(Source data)
◇ ◇ ◇ ◇ ◇
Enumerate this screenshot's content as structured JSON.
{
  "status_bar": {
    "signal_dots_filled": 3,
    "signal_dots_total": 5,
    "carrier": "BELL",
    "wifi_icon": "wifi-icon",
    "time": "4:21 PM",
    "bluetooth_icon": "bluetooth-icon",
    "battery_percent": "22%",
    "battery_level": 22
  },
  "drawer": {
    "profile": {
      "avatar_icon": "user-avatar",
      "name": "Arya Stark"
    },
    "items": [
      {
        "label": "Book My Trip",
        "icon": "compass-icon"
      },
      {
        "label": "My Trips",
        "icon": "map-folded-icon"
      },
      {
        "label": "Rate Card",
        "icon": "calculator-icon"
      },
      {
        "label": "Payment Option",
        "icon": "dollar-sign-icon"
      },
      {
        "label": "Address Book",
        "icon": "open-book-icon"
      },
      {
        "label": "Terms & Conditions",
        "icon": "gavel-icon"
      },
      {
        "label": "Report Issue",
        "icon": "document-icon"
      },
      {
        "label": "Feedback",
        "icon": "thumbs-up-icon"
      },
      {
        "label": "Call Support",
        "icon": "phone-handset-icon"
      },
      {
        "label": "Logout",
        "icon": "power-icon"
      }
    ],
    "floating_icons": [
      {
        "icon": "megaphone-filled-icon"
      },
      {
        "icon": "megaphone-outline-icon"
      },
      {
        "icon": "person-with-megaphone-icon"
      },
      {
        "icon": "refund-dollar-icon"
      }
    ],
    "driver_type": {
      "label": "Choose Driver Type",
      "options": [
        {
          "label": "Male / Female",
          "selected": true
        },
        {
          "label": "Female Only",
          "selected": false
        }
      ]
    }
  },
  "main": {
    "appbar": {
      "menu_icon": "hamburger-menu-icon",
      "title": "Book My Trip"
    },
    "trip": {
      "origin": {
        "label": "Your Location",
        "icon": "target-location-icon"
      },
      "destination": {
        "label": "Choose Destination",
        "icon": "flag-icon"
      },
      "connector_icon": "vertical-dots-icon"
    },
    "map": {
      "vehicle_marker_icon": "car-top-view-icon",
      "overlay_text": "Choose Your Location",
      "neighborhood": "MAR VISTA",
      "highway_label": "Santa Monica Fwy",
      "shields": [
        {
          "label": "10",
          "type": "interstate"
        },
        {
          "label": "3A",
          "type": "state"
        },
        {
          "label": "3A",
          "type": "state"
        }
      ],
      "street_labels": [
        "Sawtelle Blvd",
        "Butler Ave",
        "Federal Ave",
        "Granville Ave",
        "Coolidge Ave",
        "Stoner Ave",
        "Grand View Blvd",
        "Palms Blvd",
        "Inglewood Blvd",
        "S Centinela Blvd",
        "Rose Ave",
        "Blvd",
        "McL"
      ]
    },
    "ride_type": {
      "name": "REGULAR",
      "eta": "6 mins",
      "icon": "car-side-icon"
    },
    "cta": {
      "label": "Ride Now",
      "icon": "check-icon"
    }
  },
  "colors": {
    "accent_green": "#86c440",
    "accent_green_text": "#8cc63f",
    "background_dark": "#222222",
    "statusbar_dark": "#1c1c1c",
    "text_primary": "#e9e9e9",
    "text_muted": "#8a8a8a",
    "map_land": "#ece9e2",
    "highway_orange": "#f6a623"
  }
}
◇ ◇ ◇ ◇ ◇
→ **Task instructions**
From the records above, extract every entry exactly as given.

→ **Task solution**
Enumerate this screenshot's content as structured JSON.
{
  "status_bar": {
    "signal_dots_filled": 3,
    "signal_dots_total": 5,
    "carrier": "BELL",
    "wifi_icon": "wifi-icon",
    "time": "4:21 PM",
    "bluetooth_icon": "bluetooth-icon",
    "battery_percent": "22%",
    "battery_level": 22
  },
  "drawer": {
    "profile": {
      "avatar_icon": "user-avatar",
      "name": "Arya Stark"
    },
    "items": [
      {
        "label": "Book My Trip",
        "icon": "compass-icon"
      },
      {
        "label": "My Trips",
        "icon": "map-folded-icon"
      },
      {
        "label": "Rate Card",
        "icon": "calculator-icon"
      },
      {
        "label": "Payment Option",
        "icon": "dollar-sign-icon"
      },
      {
        "label": "Address Book",
        "icon": "open-book-icon"
      },
      {
        "label": "Terms & Conditions",
        "icon": "gavel-icon"
      },
      {
        "label": "Report Issue",
        "icon": "document-icon"
      },
      {
        "label": "Feedback",
        "icon": "thumbs-up-icon"
      },
      {
        "label": "Call Support",
        "icon": "phone-handset-icon"
      },
      {
        "label": "Logout",
        "icon": "power-icon"
      }
    ],
    "floating_icons": [
      {
        "icon": "megaphone-filled-icon"
      },
      {
        "icon": "megaphone-outline-icon"
      },
      {
        "icon": "person-with-megaphone-icon"
      },
      {
        "icon": "refund-dollar-icon"
      }
    ],
    "driver_type": {
      "label": "Choose Driver Type",
      "options": [
        {
          "label": "Male / Female",
          "selected": true
        },
        {
          "label": "Female Only",
          "selected": false
        }
      ]
    }
  },
  "main": {
    "appbar": {
      "menu_icon": "hamburger-menu-icon",
      "title": "Book My Trip"
    },
    "trip": {
      "origin": {
        "label": "Your Location",
        "icon": "target-location-icon"
      },
      "destination": {
        "label": "Choose Destination",
        "icon": "flag-icon"
      },
      "connector_icon": "vertical-dots-icon"
    },
    "map": {
      "vehicle_marker_icon": "car-top-view-icon",
      "overlay_text": "Choose Your Location",
      "neighborhood": "MAR VISTA",
      "highway_label": "Santa Monica Fwy",
      "shields": [
        {
          "label": "10",
          "type": "interstate"
        },
        {
          "label": "3A",
          "type": "state"
        },
        {
          "label": "3A",
          "type": "state"
        }
      ],
      "street_labels": [
        "Sawtelle Blvd",
        "Butler Ave",
        "Federal Ave",
        "Granville Ave",
        "Coolidge Ave",
        "Stoner Ave",
        "Grand View Blvd",
        "Palms Blvd",
        "Inglewood Blvd",
        "S Centinela Blvd",
        "Rose Ave",
        "Blvd",
        "McL"
      ]
    },
    "ride_type": {
      "name": "REGULAR",
      "eta": "6 mins",
      "icon": "car-side-icon"
    },
    "cta": {
      "label": "Ride Now",
      "icon": "check-icon"
    }
  },
  "colors": {
    "accent_green": "#86c440",
    "accent_green_text": "#8cc63f",
    "background_dark": "#222222",
    "statusbar_dark": "#1c1c1c",
    "text_primary": "#e9e9e9",
    "text_muted": "#8a8a8a",
    "map_land": "#ece9e2",
    "highway_orange": "#f6a623"
  }
}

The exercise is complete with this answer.